Therapeutic hypothermia or targeted cooling of the brain is the first therapy for neuroprotection in neonates with HIE. Without treatment, these babies often develop cerebral palsy or other severe complications. World-wide, nearly one million babies will die and another million will be left with disabilities.
About half of infants with HIE don't adequately respond to therapy. Although we know hypothermia helps, we don't fully understand how it helps or how best to help those babies for whom hypothermia isn't enough to alleviate their brain injur, said the author.
The team of researchers, physicians and nurses at Children's Hospital Los Angeles transferred the babies and all of the cooling equipment to the MRS lab - in essence "bringing the whole NICCU down to the MRI suite," which, according to the author, enabled them to map what is happening biochemically in the brains of the infants while they were undergoing therapy.
The researchers measured the concentrations of key molecules involved in the use and storage of energy, neurotransmission and oxidative stress in newborns with HIE. Their findings, showing that neuroprotection is achieved by realizing a specific balance between energy metabolism and neurotransmission, were published by the Journal of Cerebral Blood Flow and Metabolism.
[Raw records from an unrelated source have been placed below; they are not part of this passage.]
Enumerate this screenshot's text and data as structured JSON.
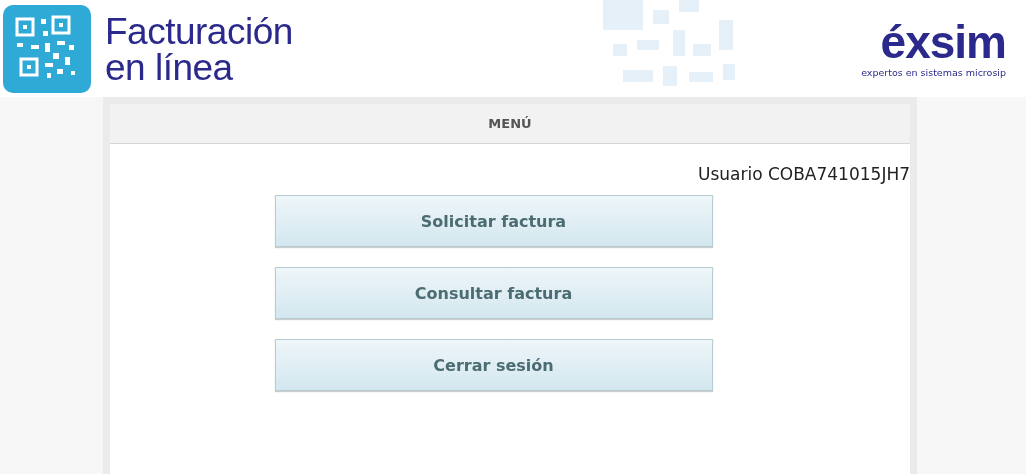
{
  "header": {
    "title_lines": [
      "Facturación",
      "en línea"
    ],
    "brand": {
      "name": "éxsim",
      "tagline": "expertos en sistemas microsip"
    }
  },
  "menu": {
    "title": "MENÚ",
    "user": "Usuario COBA741015JH7",
    "buttons": [
      "Solicitar factura",
      "Consultar factura",
      "Cerrar sesión"
    ]
  }
}
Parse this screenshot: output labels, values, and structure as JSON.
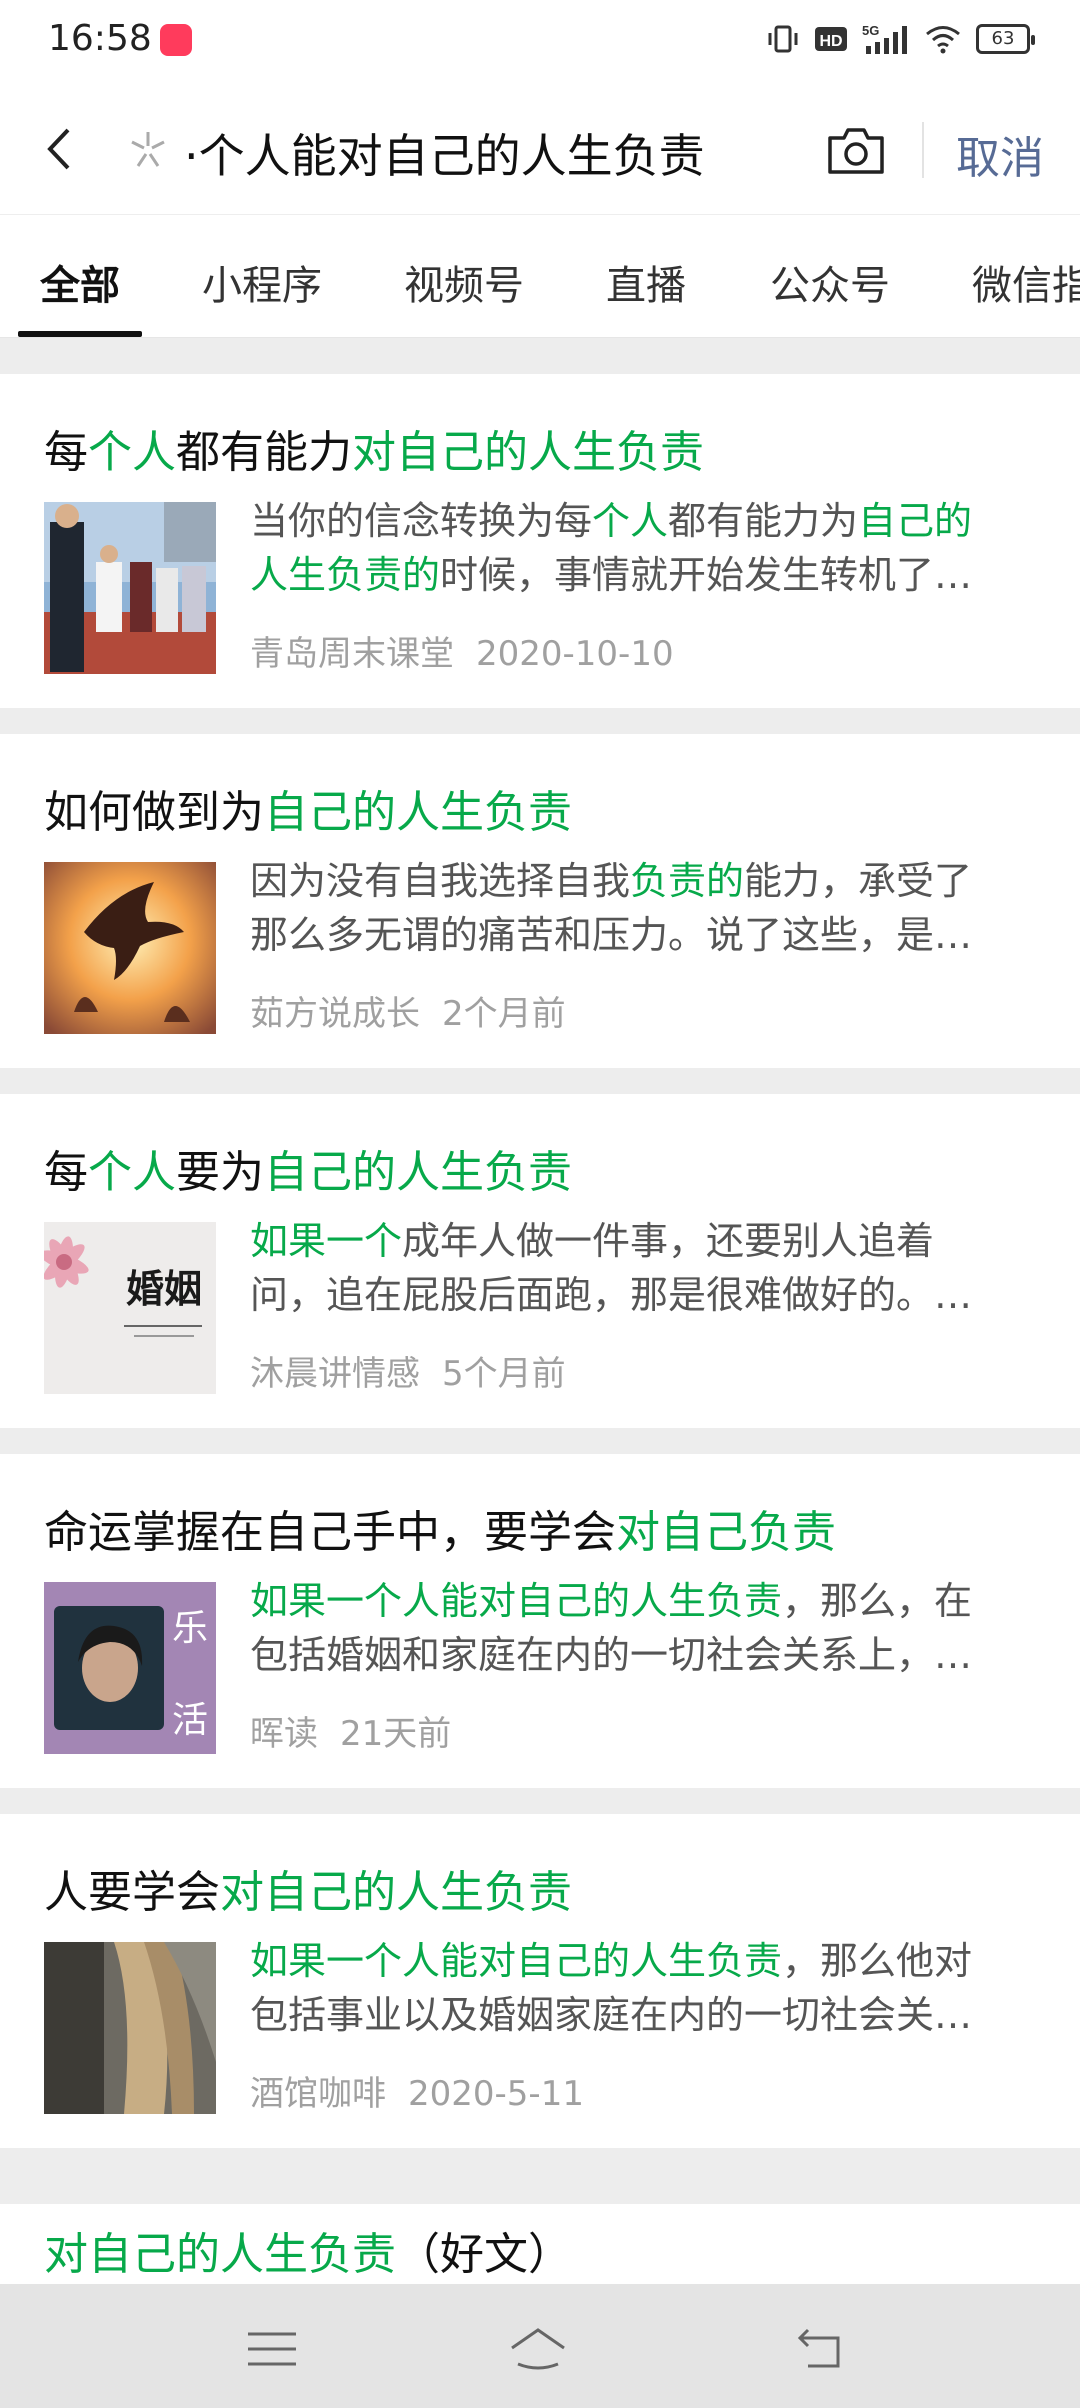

The study suggests that a key effect of hypothermia is not only a reduction in energy metabolism, but also a reduction in the synthesis of glutamate and other excitatory neurotransmitters.
The decrease in excitatory transmitters is expected to decrease the likelihood of seizures, but should also reduce energy utilization, since neurotransmission consumes between one-third and one-half of the brain's energy.